The Norman Transcript

January 5, 2013

Supplements should augment, not eliminate a good, balanced diet

By Brenda Hill
The Norman Transcript

NORMAN — Now that we have closed the book on 2012, many people across the state are looking at ways to get healthy in the new year.

Some people believe they can achieve optimum health by taking dietary supplements but the best way to get all the nutrients you need is by eating a variety of foods following the USDA Daily Food Plan. However, if eating a well-balanced diet isn’t feasible, you may benefit from dietary supplement.

There are several situations in which a supplemental may be helpful for some people, including having a nutrient deficiency, pregnancy or following a very low-calorie diet.

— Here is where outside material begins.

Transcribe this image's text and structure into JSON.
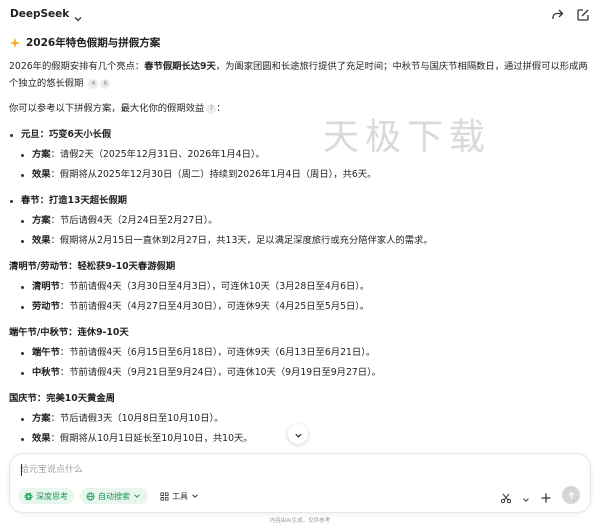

Other situations when a dietary supplement may have a role can include eating a poor diet, taking medication that uses nutrients or having a disease that changes the way your body uses nutrients.

When it comes to supplements, more is not better. Some people may think they can improve their health by taking supplement doses, but taking nutrients in large amounts is not recommended without medical advice. Vitamins and minerals in large doses can be dangerous. The body stores minerals and fat-soluble vitamins. Large amounts can build up in the body and can be harmful.

The body does not store water-soluble vitamins, but large amounts can still cause problems. A balanced intake is vital because nutrients affect each other. Too much or too little of one nutrient can affect how the body uses others.

Something you need to understand is supplements cannot make up for a diet that consists of unhealthy choices. Supplements do not have all the nutrients important for health. It is important to try to meet your nutrient needs with a balanced diet rather than supplements.

The more variety there is in a diet, the less likely a person is to get too much or too little of any vitamin or mineral.

After the USDA’s Daily Food Plan is the best way to get all the nutrients needed in a healthy diet. However, if you do take a dietary supplement, you need to choose a supplement that contains a variety of vitamins and minerals.

Do not take more than 100 percent of the dietary reference intake, unless recommended by your health care provider. Some people may think since supplements are not prescription medications they do not have to read the labels and follow directions, or they can take double doses in an effort to get more nutrients, but that simply is not true. It is very important to take supplements according to label directions and advice from your health care provider.

Brenda Hill is a home and health educator with with Oklahoma Cooperative Extension Service in Cleveland County.

For local news and more, subscribe to The Norman Transcript Smart Edition, or our print edition.